After the war he spent many years as Chief Economic Adviser to the British National Coal Board (NCB), then one of the world’s largest organisations with 800,000 employees.
But Schumacher, a man of wry humour who valued a knowledge of Shakespeare more than that of reductionist science, obviously had growing doubts about it all.
He once wrote he had a recurring dream of attending NCB board meetings. Every time a decision was made, a director left the table and plugged a chord into a nearby telephone switchboard.
Compelled to explore the phone contraption, Schumacher found it was attached to nothing at all.
Modern man talks of a battle with nature, forgetting that, if he won the battle, he would find himself on the losing side
Schumacher’s various consultancies (including at one time chief editorial writer for The Times), allowed him to travel widely throughout the developing world, particularly India and Burma.
It was here, as an adviser to the Indian Development Commission, that he proclaimed that the “production from local resources for local needs is the most rational way of economic life.”
Anyone who traveled to the subcontinent before the late 1980' will recall the difficulties involved in clearing customs as India tried to protect her economy from the the rising tide of global trade.
Schumacher was also impressed by what he described as ‘appropriate technology’ — generally defined as small-scale, decentralized, labor-intensive, energy-efficient, environmentally sound, and locally autonomous.
By the early 1970’s the western philosophical zeitgeist was more than ready for Small is Beautiful, particularly Schumacher’s ideas of village based Buddhist economics derived from his own observations as well as his readings of Mahatma Gandhi and the philosophical anarchist Leopold Khor.

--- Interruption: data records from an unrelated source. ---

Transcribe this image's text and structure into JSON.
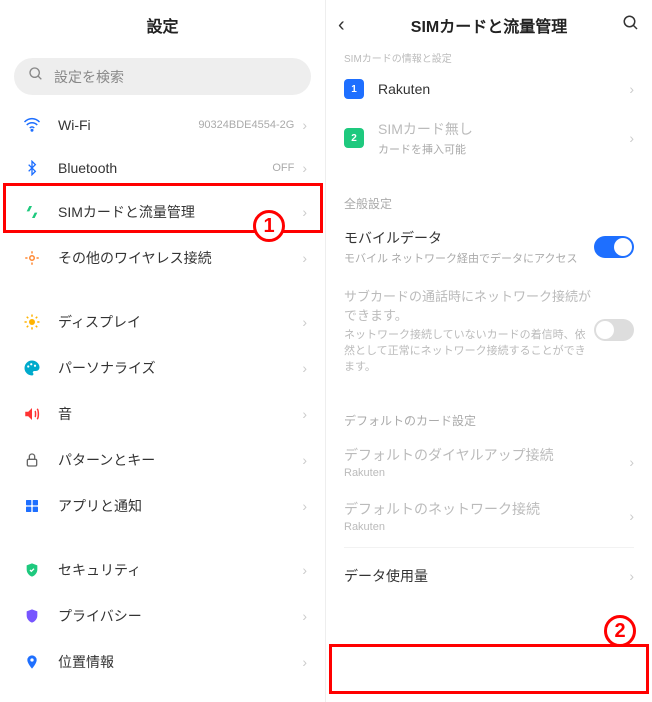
{
  "left": {
    "title": "設定",
    "search_placeholder": "設定を検索",
    "items": {
      "wifi": {
        "label": "Wi-Fi",
        "value": "90324BDE4554-2G"
      },
      "bluetooth": {
        "label": "Bluetooth",
        "value": "OFF"
      },
      "sim": {
        "label": "SIMカードと流量管理"
      },
      "wireless": {
        "label": "その他のワイヤレス接続"
      },
      "display": {
        "label": "ディスプレイ"
      },
      "personalize": {
        "label": "パーソナライズ"
      },
      "sound": {
        "label": "音"
      },
      "pattern": {
        "label": "パターンとキー"
      },
      "apps": {
        "label": "アプリと通知"
      },
      "security": {
        "label": "セキュリティ"
      },
      "privacy": {
        "label": "プライバシー"
      },
      "location": {
        "label": "位置情報"
      }
    }
  },
  "right": {
    "title": "SIMカードと流量管理",
    "faded_header": "SIMカードの情報と設定",
    "sim1": {
      "num": "1",
      "label": "Rakuten"
    },
    "sim2": {
      "num": "2",
      "label": "SIMカード無し",
      "sub": "カードを挿入可能"
    },
    "section_general": "全般設定",
    "mobile_data": {
      "title": "モバイルデータ",
      "sub": "モバイル ネットワーク経由でデータにアクセス"
    },
    "subcard": {
      "title": "サブカードの通話時にネットワーク接続ができます。",
      "sub": "ネットワーク接続していないカードの着信時、依然として正常にネットワーク接続することができます。"
    },
    "section_default": "デフォルトのカード設定",
    "dialup": {
      "title": "デフォルトのダイヤルアップ接続",
      "sub": "Rakuten"
    },
    "network": {
      "title": "デフォルトのネットワーク接続",
      "sub": "Rakuten"
    },
    "data_usage": {
      "title": "データ使用量"
    }
  },
  "badges": {
    "one": "1",
    "two": "2"
  }
}
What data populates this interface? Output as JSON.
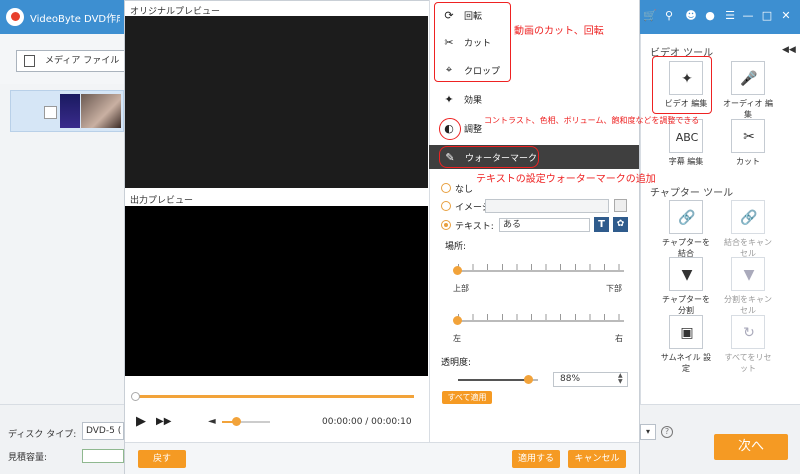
{
  "app": {
    "title": "VideoByte DVD作成 (",
    "add_media_label": "メディア ファイル",
    "disc_type_label": "ディスク タイプ:",
    "disc_type_value": "DVD-5 (",
    "capacity_label": "見積容量:",
    "next_label": "次へ"
  },
  "editor": {
    "original_preview_label": "オリジナルプレビュー",
    "output_preview_label": "出力プレビュー",
    "time_display": "00:00:00 / 00:00:10",
    "menu": {
      "rotate": "回転",
      "cut": "カット",
      "crop": "クロップ",
      "effect": "効果",
      "adjust": "調整",
      "watermark": "ウォーターマーク"
    },
    "watermark": {
      "none_label": "なし",
      "image_label": "イメージ:",
      "text_label": "テキスト:",
      "text_value": "ある",
      "text_style_glyph": "T",
      "position_label": "場所:",
      "top_label": "上部",
      "bottom_label": "下部",
      "left_label": "左",
      "right_label": "右",
      "opacity_label": "透明度:",
      "opacity_value": "88%",
      "opacity_fraction": 0.88,
      "apply_all_label": "すべて適用"
    },
    "footer": {
      "back_label": "戻す",
      "apply_label": "適用する",
      "cancel_label": "キャンセル"
    }
  },
  "right_panel": {
    "video_tools_title": "ビデオ ツール",
    "video_edit_label": "ビデオ 編集",
    "audio_edit_label": "オーディオ 編集",
    "subtitle_glyph": "ABC",
    "subtitle_edit_label": "字幕 編集",
    "cut_label": "カット",
    "chapter_tools_title": "チャプター ツール",
    "merge_chapter_label": "チャプターを結合",
    "unmerge_label": "結合をキャンセル",
    "split_chapter_label": "チャプターを分割",
    "unsplit_label": "分割をキャンセル",
    "thumbnail_label": "サムネイル 設定",
    "reset_all_label": "すべてをリセット"
  },
  "annotations": {
    "cut_rotate": "動画のカット、回転",
    "adjust_desc": "コントラスト、色相、ボリューム、飽和度などを調整できる",
    "watermark_desc": "テキストの設定ウォーターマークの追加"
  },
  "colors": {
    "accent_orange": "#f59a23",
    "titlebar_blue": "#3d8fd1",
    "annotation_red": "#e22"
  },
  "icons": {
    "rotate": "rotate-icon",
    "cut": "scissors-icon",
    "crop": "crop-icon",
    "effect": "sparkle-icon",
    "adjust": "adjust-icon",
    "watermark": "brush-icon"
  }
}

In later life Catholicism, particularly the Catholic Social Teaching movement deeply influenced his thinking.
So are Schumacher’s ideas still relevant today?
The world has changed dramatically since Schumacher’s death in 1977.
But I am reminded, ironically, of Donald Trump’s observation that a country that exports its manufacturing base to places where labour is cheap is going to end up with a serious unemployment problem at home — as has happened in the US during the past quarter century.
Although I am sure Schumacher would be no fan of Trump’s redneck conservatism, the same common-sense economic principles apply.
The continuing drive to invent labour-saving and environmentally “inappropriate technologies” only serve to concentrate wealth in the hands of global corporations at the expense of local communities, the environment and ordinary workers.
It is real work, wrote Schumacher, that forms human character.
In a world of hollow “bullshit jobs” as author David Graeber so eloquently puts it — where sitting in an office cubicle is valued more than working in a field, where automation of the production-line is valued more than individual craftsmanship - Schumacher’s views on economics as if people mattered are more relevant than ever.
Ultimately Small is Beautiful represents an existential call for humans to see themselves as being part of nature rather than driving themselves to dominate it.
He wrote: “[modern man talks] of a battle with nature, forgetting that, if he won the battle, he would find himself on the losing side”.
Well, it seems we’re fast approaching the losing side. E.F. Schumacher could once again offer a guide to the future.
Next week: What is Appropriate Technology and how is it relevant in today’s world.